EXERCISE REQUIREMENTS
Gather every line below where "name" appears.

Start of RECORDS TO PROCESS

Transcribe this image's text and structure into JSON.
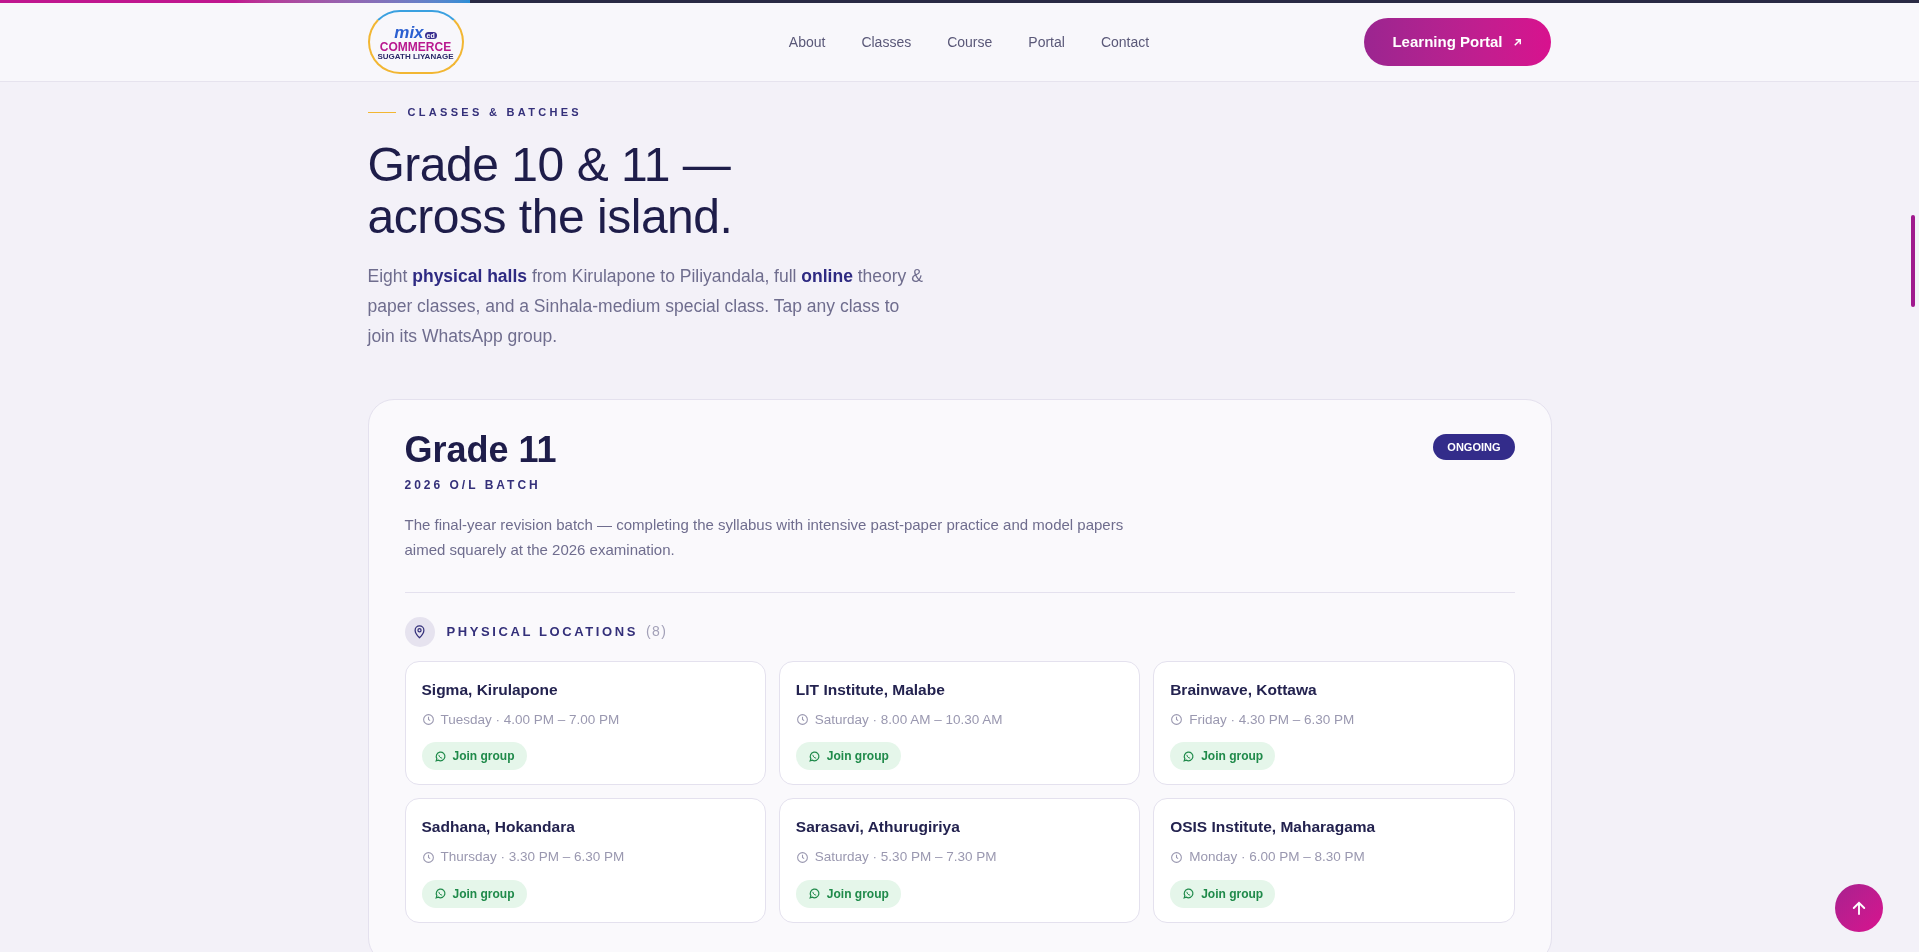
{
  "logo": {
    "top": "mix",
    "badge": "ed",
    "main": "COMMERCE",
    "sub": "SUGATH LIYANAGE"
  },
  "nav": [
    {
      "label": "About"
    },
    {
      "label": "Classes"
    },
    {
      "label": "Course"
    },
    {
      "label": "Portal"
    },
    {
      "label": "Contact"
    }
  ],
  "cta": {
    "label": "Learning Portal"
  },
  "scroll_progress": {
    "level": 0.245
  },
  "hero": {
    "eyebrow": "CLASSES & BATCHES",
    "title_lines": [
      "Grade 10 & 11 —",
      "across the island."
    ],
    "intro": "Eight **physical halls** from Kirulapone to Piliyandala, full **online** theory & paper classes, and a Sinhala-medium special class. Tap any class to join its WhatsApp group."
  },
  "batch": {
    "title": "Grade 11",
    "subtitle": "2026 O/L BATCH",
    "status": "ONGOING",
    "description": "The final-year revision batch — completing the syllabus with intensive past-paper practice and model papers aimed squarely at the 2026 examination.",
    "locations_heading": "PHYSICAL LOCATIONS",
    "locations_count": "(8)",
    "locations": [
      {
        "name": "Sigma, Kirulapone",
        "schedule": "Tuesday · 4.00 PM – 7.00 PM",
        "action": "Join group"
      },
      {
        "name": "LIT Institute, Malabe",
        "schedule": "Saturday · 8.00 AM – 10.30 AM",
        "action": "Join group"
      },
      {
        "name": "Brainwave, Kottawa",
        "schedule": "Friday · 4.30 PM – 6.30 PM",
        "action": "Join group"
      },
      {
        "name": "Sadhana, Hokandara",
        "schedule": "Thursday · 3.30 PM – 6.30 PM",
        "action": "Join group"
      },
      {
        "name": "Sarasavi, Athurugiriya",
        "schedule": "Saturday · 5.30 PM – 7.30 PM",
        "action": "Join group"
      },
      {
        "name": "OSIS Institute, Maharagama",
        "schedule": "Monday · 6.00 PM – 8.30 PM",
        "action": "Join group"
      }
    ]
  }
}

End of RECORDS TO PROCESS
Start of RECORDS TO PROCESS

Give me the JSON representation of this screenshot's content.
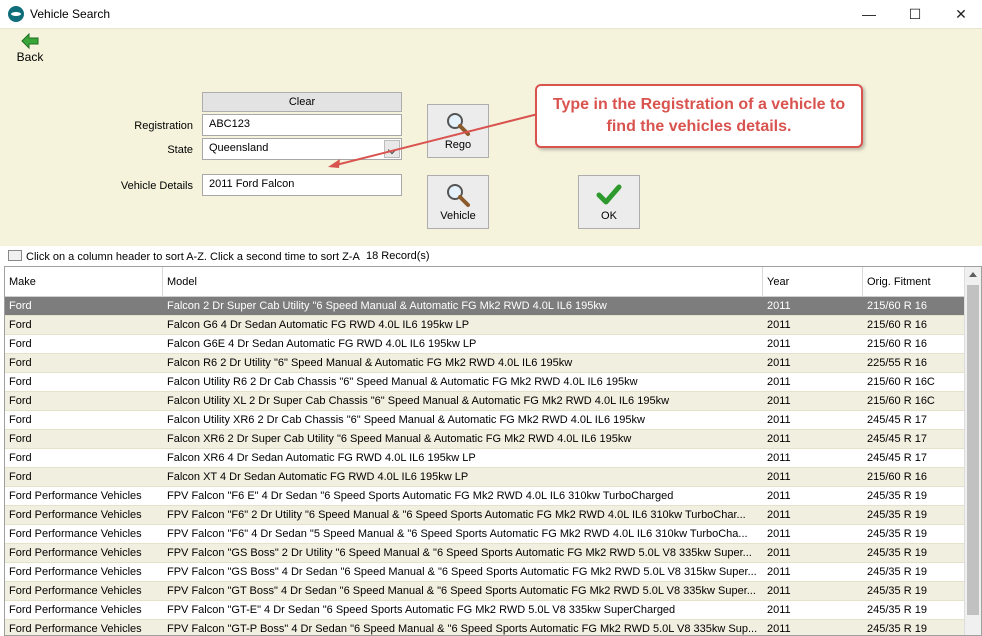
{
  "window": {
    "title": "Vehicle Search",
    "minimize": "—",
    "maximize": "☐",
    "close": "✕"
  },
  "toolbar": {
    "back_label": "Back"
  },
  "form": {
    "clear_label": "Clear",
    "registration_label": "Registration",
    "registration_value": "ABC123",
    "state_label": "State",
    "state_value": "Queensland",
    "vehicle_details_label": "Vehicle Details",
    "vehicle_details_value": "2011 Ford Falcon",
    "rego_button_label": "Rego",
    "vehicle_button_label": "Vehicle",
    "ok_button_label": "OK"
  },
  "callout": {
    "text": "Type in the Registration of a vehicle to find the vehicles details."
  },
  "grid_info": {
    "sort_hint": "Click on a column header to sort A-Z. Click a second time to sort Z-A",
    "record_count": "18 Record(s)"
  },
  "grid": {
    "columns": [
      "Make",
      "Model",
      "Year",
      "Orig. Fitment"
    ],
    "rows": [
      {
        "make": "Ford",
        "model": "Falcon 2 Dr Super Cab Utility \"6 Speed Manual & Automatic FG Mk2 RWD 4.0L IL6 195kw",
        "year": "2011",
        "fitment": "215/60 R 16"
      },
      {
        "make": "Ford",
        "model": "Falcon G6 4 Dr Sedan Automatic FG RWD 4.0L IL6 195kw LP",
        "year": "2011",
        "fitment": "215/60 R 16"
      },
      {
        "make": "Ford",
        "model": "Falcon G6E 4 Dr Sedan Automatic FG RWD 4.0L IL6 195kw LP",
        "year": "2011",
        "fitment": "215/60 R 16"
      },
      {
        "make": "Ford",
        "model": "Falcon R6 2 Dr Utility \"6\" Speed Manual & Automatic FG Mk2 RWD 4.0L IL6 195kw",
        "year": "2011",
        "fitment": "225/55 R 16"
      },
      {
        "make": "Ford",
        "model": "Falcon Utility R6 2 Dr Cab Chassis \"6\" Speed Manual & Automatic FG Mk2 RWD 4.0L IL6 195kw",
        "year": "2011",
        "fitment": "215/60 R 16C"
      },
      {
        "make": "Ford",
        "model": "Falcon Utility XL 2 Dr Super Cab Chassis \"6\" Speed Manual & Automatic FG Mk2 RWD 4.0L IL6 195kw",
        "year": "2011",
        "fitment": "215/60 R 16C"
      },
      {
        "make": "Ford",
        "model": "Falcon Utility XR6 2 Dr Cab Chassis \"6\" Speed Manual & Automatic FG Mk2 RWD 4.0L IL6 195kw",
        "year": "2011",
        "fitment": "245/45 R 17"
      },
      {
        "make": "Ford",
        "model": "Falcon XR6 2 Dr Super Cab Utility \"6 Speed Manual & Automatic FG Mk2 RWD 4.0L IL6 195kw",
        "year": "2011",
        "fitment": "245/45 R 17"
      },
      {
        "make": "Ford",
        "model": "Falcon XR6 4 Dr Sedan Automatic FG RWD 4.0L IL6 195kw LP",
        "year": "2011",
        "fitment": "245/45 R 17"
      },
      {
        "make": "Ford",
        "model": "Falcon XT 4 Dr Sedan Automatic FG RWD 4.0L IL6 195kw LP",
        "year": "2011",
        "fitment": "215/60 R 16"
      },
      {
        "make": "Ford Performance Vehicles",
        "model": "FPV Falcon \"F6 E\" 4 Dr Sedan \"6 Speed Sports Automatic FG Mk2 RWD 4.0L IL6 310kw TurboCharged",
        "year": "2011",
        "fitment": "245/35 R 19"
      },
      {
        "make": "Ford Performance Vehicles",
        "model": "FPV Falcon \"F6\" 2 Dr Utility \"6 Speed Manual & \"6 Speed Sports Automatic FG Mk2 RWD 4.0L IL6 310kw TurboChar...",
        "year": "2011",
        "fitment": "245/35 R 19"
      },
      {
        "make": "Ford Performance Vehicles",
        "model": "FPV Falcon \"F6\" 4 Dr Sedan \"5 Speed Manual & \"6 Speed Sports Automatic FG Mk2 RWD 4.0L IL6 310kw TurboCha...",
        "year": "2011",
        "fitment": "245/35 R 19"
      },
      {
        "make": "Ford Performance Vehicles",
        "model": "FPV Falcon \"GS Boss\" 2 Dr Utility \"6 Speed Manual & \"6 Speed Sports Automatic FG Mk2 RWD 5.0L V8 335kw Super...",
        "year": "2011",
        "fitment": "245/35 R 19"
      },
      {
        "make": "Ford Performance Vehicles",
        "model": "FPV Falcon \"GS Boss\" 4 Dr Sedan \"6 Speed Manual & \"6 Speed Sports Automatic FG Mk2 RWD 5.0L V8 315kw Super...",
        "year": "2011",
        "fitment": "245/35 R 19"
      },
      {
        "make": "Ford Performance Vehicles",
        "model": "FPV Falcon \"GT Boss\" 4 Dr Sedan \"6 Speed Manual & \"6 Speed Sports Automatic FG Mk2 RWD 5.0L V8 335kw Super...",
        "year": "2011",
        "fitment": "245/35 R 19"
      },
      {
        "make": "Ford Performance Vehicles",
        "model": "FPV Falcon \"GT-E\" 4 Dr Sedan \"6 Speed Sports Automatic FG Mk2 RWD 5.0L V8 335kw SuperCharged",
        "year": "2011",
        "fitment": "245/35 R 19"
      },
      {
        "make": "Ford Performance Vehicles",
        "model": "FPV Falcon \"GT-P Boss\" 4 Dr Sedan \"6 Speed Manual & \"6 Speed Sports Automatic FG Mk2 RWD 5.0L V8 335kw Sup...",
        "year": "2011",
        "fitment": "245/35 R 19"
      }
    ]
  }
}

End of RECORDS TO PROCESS

EXPECTED OUTPUT
        "name": "Sigma, Kirulapone",
        "name": "LIT Institute, Malabe",
        "name": "Brainwave, Kottawa",
        "name": "Sadhana, Hokandara",
        "name": "Sarasavi, Athurugiriya",
        "name": "OSIS Institute, Maharagama",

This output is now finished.